I can barely wait. News has reached us that Theresa May is … giving a speech this week “outlining the future relationship Britain wants to have with the EU”. In the almost two years since the referendum, the prime minister has been promising us speeches with fresh insight. This latest is dubbed part of a week of speeches detailing “the road to Brexit”. A road we have travelled many times, and never actually includes the detail part.
The secretary for international development, Penny Mordaunt, has told Andrew Marr that the prime minister has to “put the meat on the bones” of her Brexit plan, which currently resembles an otherwise blank sheet of paper with BREXIT PLAN underlined at the top (a second sheet is full to the margins but with unworkable proposals).
Michel Barnier, the chief EU negotiator, has continuously failed to hide his frustration with the UK government’s approach to Brexit (“having its cake and eating it”), and at No 10 last week Barnier declared that the “time had come” for the government to set out a proper position. David Davis argues that the UK’s position is perfectly clear, but this is a man who, pre-referendum, proved he didn’t understand the rule banning EU members making individual trade deals while still inside the bloc.
The farcical floundering of May was underlined at Davos, when Angela Merkel was stuck in a hellish helix of conversation with the prime minister, asking her what Britain wanted from its exit – to which May repeatedly replied: “Make me an offer.”
The line Brexiters like to parrot is that May set out her goals in the Lancaster House speech, in which she said little of substance. The Florence speech, in which May flew to the city only to stand in front of a backdrop, was similar. In fact, the only speech May has given recently which had any substance was her party conference speech, and that substance was catarrh.
One of May’s greatest rhetorical tics is to announce ‘Let me be clear’, and then follow up with opacity
It’s not exactly out of the ordinary for politicians to lie through their teeth during speeches (Hi, Boris), or drop awful jokes (Boris! Great to see you again), but May is different, in that one could watch her speeches on mute and still get the same intel. Of course May isn’t a great orator, in the mould of Margaret Thatcher or Tony Blair – these politicians can still hold an audience without actually having much in the way of content. May’s disconnect is twofold, in that she has nothing concrete to report and isn’t an interesting enough speaker to bluff.
If the Lancaster House speech set out some aims, which it did (12 bullet points), the feasibility of many of those have since been eroded, leaving us back at square one. “The first objective is crucial,” she said, “we will provide certainty wherever we can.” And who among us would describe the current Brexit process as certain? Her absolute opposition to a hard border in Ireland, for instance, was obviously not compatible with leaving the single market and customs union. Now, to circumnavigate this, there is talk of “regulatory alignment”, which would mean that, while not binding, Northern Ireland (and possibly the whole of the UK, according to David Davis) ends up abiding by the same terms.

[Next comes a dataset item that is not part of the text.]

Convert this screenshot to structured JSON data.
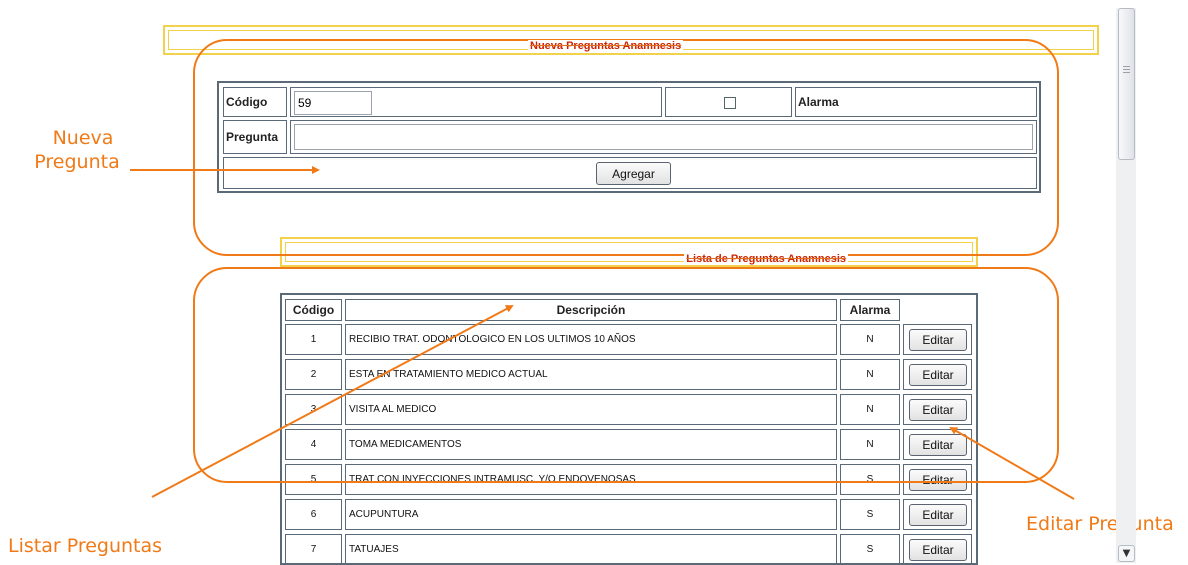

One of May’s greatest rhetorical tics is to announce “Let me be clear”, and then follow up with opacity. “So I say to you” precedes something objective. Even the catchphrases are meaningless: Brexit means Brexit caught on (even if Brexit sometimes means “breakfast”), but … still none of us actually know what Brexit means Brexit means. “No deal is better than a bad deal” would be easier to parse if we knew what her idea of a good deal was – one based in reality, that is. The rest of the prime minister’s speeches consist of bluster, as when the Times headlined a piece: “May to EU: Give us a fair deal or you’ll be crushed”, which is a bit like the scissors threatening the rock.
Currently left in limbo, then, in lieu of any solid map: EU commissioners; EU citizens living in the UK; UK citizens living in the EU; the financial sector; political parties; and, well, all of us. It’d be great if Jeremy Corbyn managed to press May more on Brexit during PMQs, but it’s not surprising, given his own ambivalence, that he doesn’t.
Others, however, have spoken out on May’s obfuscation. Charles Grant, director of the Centre for European Reform, an independent thinktank, told the Guardian: “The longer the British delay saying what they want in terms of a future relationship, the greater the danger that the EU imposes something very narrow.” The former Labour minister Chris Leslie, meanwhile, thinks that May is “just swinging between the positions of Jacob Rees-Mogg and Anna Soubry and stops somewhere in the middle”, which is a neat summary. Soubry and her fellow Brexit rebels have not held back either.
Recently, I’ve noticed a strange sartorial quirk that May has taken to: layering coats on top of each other, which might be the result of the cold weather, but could also be protection from all the party members who have the knives out for her. It’s not quite clear how many Tory MPs have written to the 1922 committee professing no confidence, but 48 letters are needed to force a leadership challenge, and estimates have the count already in the tens.
The public need more information, the EU commission needs proper terms presented. If Brexit means breakfast, we’re truly starved.